→ **Problem statement**: Quote only the lines that start at the line with "Extract the structured" and run to the end of the entries; omit the pictures.

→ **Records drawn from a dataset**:

--- START ---

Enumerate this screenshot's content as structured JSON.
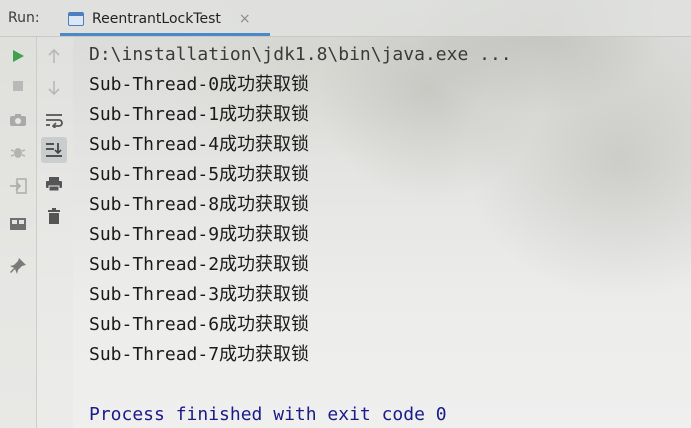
{
  "header": {
    "run_label": "Run:",
    "tab_title": "ReentrantLockTest",
    "tab_close": "×"
  },
  "toolbar_left": [
    {
      "name": "rerun-icon",
      "glyph": "▶"
    },
    {
      "name": "stop-icon",
      "glyph": "■"
    },
    {
      "name": "camera-icon",
      "glyph": "📷"
    },
    {
      "name": "debug-icon",
      "glyph": "✱"
    },
    {
      "name": "exit-icon",
      "glyph": "⇥"
    },
    {
      "name": "layout-icon",
      "glyph": "▭"
    },
    {
      "name": "pin-icon",
      "glyph": "📌"
    }
  ],
  "toolbar_right": [
    {
      "name": "up-arrow-icon",
      "glyph": "↑"
    },
    {
      "name": "down-arrow-icon",
      "glyph": "↓"
    },
    {
      "name": "soft-wrap-icon",
      "glyph": "⮐"
    },
    {
      "name": "scroll-to-end-icon",
      "glyph": "⤓"
    },
    {
      "name": "print-icon",
      "glyph": "🖶"
    },
    {
      "name": "trash-icon",
      "glyph": "🗑"
    }
  ],
  "console": {
    "command": "D:\\installation\\jdk1.8\\bin\\java.exe ...",
    "lines": [
      "Sub-Thread-0成功获取锁",
      "Sub-Thread-1成功获取锁",
      "Sub-Thread-4成功获取锁",
      "Sub-Thread-5成功获取锁",
      "Sub-Thread-8成功获取锁",
      "Sub-Thread-9成功获取锁",
      "Sub-Thread-2成功获取锁",
      "Sub-Thread-3成功获取锁",
      "Sub-Thread-6成功获取锁",
      "Sub-Thread-7成功获取锁"
    ],
    "blank": "",
    "exit_message": "Process finished with exit code 0"
  },
  "colors": {
    "run_green": "#3fa14b",
    "accent_blue": "#4a88c7",
    "exit_text": "#1a1a8a"
  }
}
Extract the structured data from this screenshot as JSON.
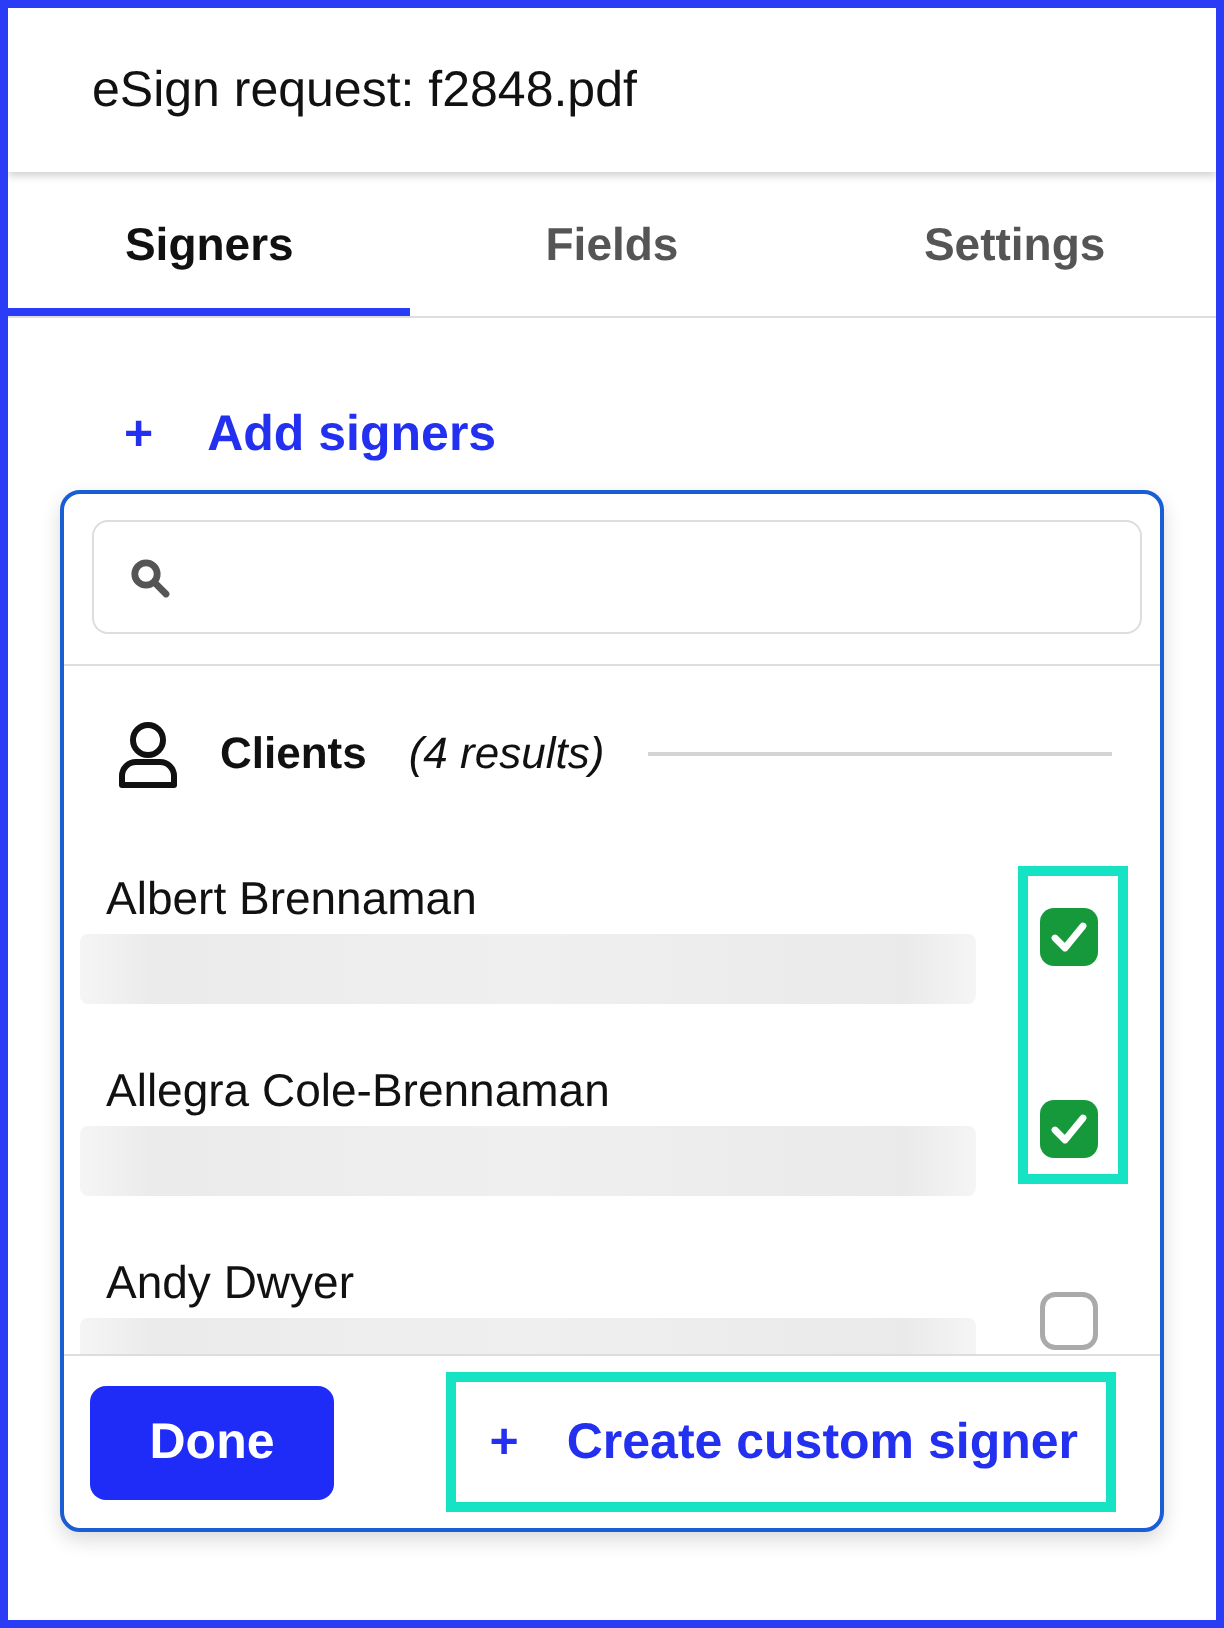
{
  "header": {
    "title": "eSign request: f2848.pdf"
  },
  "tabs": [
    {
      "label": "Signers",
      "selected": true
    },
    {
      "label": "Fields",
      "selected": false
    },
    {
      "label": "Settings",
      "selected": false
    }
  ],
  "add_signers": {
    "icon": "+",
    "label": "Add signers"
  },
  "picker": {
    "group": {
      "label": "Clients",
      "count": "(4 results)"
    },
    "signers": [
      {
        "name": "Albert Brennaman",
        "checked": true,
        "highlighted": true
      },
      {
        "name": "Allegra Cole-Brennaman",
        "checked": true,
        "highlighted": true
      },
      {
        "name": "Andy Dwyer",
        "checked": false,
        "highlighted": false
      }
    ],
    "done_button": "Done",
    "create_button": {
      "icon": "+",
      "label": "Create custom signer",
      "highlighted": true
    }
  }
}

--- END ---

→ **Reply**:
Extract the structured data from this screenshot as JSON.
{
  "header": {
    "title": "eSign request: f2848.pdf"
  },
  "tabs": [
    {
      "label": "Signers",
      "selected": true
    },
    {
      "label": "Fields",
      "selected": false
    },
    {
      "label": "Settings",
      "selected": false
    }
  ],
  "add_signers": {
    "icon": "+",
    "label": "Add signers"
  },
  "picker": {
    "group": {
      "label": "Clients",
      "count": "(4 results)"
    },
    "signers": [
      {
        "name": "Albert Brennaman",
        "checked": true,
        "highlighted": true
      },
      {
        "name": "Allegra Cole-Brennaman",
        "checked": true,
        "highlighted": true
      },
      {
        "name": "Andy Dwyer",
        "checked": false,
        "highlighted": false
      }
    ],
    "done_button": "Done",
    "create_button": {
      "icon": "+",
      "label": "Create custom signer",
      "highlighted": true
    }
  }
}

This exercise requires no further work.